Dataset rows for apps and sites
--- START ---

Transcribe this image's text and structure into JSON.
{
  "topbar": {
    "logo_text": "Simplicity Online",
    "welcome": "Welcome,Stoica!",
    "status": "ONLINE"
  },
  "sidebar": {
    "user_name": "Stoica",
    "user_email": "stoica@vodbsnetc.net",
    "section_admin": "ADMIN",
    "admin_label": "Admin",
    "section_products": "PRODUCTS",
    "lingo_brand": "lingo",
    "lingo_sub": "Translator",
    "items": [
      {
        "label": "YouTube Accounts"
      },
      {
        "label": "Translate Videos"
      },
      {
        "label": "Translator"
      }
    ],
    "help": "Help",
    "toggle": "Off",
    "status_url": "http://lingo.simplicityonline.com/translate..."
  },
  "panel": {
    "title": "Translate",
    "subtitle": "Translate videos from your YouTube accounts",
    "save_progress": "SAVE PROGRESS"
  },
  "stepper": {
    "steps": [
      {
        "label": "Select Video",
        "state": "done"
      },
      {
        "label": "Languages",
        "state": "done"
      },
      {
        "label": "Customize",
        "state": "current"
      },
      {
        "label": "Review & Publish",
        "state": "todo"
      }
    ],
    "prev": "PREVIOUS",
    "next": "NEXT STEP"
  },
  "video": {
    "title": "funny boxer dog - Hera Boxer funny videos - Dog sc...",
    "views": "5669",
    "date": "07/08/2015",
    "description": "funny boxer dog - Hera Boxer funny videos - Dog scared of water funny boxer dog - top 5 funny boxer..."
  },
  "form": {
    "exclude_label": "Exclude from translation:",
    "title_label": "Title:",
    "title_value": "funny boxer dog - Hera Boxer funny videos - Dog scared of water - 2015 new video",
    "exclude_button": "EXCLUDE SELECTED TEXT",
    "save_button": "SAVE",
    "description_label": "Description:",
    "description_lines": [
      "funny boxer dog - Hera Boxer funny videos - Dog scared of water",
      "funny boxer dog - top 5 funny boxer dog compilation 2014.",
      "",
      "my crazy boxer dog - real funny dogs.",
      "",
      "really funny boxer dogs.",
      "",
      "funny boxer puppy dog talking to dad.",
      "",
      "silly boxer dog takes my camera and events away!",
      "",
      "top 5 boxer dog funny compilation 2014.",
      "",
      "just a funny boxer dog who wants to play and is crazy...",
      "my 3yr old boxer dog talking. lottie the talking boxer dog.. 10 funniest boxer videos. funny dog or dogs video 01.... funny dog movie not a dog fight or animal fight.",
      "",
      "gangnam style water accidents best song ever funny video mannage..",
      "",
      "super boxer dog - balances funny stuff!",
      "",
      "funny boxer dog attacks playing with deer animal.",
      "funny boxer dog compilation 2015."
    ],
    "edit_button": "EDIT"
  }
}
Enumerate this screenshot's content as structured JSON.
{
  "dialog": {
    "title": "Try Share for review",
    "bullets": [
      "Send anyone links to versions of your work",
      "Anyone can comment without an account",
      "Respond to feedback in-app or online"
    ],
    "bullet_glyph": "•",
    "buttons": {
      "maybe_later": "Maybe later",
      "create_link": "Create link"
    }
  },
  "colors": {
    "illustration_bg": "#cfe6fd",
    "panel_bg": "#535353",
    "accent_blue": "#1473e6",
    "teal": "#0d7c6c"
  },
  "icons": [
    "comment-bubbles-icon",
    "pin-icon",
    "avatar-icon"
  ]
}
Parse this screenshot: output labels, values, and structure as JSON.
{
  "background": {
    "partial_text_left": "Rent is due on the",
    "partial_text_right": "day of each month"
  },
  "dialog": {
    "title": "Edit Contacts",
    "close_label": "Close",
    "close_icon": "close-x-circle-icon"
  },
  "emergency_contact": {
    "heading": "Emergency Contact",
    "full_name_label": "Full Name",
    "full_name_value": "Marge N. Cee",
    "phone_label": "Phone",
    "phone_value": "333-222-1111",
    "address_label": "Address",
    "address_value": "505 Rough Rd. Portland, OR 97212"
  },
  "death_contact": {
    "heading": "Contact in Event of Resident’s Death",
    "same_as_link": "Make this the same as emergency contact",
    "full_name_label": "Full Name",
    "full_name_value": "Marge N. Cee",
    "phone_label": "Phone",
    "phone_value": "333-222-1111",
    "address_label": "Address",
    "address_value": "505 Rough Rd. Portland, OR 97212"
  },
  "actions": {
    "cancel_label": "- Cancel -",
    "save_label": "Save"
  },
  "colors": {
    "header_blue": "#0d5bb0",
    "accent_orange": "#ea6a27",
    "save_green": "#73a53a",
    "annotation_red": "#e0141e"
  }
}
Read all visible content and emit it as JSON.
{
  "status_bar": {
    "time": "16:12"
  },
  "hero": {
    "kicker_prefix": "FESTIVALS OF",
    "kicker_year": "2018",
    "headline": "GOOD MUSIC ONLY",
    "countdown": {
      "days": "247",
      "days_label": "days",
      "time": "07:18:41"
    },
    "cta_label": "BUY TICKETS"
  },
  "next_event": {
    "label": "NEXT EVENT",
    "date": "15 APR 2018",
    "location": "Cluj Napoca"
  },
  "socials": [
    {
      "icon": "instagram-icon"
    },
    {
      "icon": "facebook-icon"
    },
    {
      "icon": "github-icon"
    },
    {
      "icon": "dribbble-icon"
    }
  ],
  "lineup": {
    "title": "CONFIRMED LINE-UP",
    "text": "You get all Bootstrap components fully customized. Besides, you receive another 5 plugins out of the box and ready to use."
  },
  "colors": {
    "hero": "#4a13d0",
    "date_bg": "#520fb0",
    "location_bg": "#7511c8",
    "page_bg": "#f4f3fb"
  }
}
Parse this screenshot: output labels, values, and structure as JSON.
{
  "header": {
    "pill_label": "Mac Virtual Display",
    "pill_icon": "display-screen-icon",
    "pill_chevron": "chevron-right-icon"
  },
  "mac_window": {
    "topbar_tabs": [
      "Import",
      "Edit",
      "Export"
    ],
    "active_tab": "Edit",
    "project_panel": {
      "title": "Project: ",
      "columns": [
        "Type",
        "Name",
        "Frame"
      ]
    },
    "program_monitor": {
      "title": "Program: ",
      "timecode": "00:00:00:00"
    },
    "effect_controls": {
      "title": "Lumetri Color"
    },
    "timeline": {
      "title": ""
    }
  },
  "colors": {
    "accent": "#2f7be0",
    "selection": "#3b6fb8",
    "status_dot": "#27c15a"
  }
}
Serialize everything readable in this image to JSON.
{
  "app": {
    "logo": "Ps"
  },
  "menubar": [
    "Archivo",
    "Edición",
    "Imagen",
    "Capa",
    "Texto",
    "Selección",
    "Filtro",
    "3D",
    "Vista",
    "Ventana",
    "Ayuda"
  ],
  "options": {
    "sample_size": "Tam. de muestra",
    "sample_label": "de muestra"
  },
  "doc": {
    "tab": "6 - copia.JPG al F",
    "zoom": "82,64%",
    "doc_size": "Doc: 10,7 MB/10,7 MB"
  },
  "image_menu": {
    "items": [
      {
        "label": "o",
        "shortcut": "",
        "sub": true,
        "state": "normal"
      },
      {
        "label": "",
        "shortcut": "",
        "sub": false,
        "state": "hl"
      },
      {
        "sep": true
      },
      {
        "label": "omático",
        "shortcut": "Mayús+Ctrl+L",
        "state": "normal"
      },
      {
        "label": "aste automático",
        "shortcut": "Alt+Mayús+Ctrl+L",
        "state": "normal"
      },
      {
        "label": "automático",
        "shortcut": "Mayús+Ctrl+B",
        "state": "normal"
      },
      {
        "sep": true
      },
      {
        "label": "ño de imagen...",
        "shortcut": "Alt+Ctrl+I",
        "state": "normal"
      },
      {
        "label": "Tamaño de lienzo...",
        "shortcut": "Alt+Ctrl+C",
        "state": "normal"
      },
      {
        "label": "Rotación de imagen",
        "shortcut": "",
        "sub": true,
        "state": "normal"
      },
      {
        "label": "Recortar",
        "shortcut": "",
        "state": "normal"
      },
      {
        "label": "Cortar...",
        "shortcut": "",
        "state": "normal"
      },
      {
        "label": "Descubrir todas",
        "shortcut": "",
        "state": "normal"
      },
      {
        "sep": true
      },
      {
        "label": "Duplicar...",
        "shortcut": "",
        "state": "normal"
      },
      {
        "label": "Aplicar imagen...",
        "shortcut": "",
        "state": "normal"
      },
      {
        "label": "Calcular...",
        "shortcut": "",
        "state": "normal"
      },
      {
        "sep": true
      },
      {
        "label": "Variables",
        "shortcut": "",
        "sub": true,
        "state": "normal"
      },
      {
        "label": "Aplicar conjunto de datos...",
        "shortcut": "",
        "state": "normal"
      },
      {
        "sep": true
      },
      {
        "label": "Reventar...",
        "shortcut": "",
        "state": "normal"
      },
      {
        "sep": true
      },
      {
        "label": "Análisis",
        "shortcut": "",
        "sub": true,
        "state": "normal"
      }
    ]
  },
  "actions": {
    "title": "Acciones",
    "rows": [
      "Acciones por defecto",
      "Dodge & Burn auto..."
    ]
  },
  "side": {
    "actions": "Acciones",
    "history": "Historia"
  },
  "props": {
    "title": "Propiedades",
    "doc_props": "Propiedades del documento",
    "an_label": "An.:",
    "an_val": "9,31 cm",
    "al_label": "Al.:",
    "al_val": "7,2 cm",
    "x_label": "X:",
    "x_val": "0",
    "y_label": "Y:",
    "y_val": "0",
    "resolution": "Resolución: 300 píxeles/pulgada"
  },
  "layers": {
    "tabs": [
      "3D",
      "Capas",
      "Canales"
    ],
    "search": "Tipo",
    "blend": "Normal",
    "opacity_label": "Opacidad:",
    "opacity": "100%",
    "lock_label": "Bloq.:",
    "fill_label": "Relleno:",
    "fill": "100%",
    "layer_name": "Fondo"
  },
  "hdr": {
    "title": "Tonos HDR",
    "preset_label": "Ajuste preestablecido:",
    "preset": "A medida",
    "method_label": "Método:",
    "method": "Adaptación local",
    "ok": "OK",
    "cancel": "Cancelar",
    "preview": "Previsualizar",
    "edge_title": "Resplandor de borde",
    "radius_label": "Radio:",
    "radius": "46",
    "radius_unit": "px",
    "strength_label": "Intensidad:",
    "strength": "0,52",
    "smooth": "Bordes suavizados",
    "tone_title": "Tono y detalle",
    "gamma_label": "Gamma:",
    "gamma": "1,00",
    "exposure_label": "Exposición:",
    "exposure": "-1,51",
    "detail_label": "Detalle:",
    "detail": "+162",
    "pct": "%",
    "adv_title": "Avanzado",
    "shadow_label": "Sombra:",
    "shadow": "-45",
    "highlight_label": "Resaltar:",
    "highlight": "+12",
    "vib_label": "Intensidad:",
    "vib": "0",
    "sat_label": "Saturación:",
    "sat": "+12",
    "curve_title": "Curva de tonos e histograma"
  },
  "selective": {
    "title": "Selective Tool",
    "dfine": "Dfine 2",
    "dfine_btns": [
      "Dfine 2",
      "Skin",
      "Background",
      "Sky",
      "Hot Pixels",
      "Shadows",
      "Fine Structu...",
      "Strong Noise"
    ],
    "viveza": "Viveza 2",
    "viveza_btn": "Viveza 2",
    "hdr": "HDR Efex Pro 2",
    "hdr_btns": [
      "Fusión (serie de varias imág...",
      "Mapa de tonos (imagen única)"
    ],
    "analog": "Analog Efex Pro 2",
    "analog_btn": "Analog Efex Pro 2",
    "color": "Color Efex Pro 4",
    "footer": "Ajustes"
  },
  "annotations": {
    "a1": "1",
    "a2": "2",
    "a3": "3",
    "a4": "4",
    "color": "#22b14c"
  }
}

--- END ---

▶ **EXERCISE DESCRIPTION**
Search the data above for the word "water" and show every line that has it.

▶ **RESULT**
    "description": "funny boxer dog - Hera Boxer funny videos - Dog scared of water funny boxer dog - top 5 funny boxer..."
    "title_value": "funny boxer dog - Hera Boxer funny videos - Dog scared of water - 2015 new video",
      "funny boxer dog - Hera Boxer funny videos - Dog scared of water",
      "gangnam style water accidents best song ever funny video mannage..",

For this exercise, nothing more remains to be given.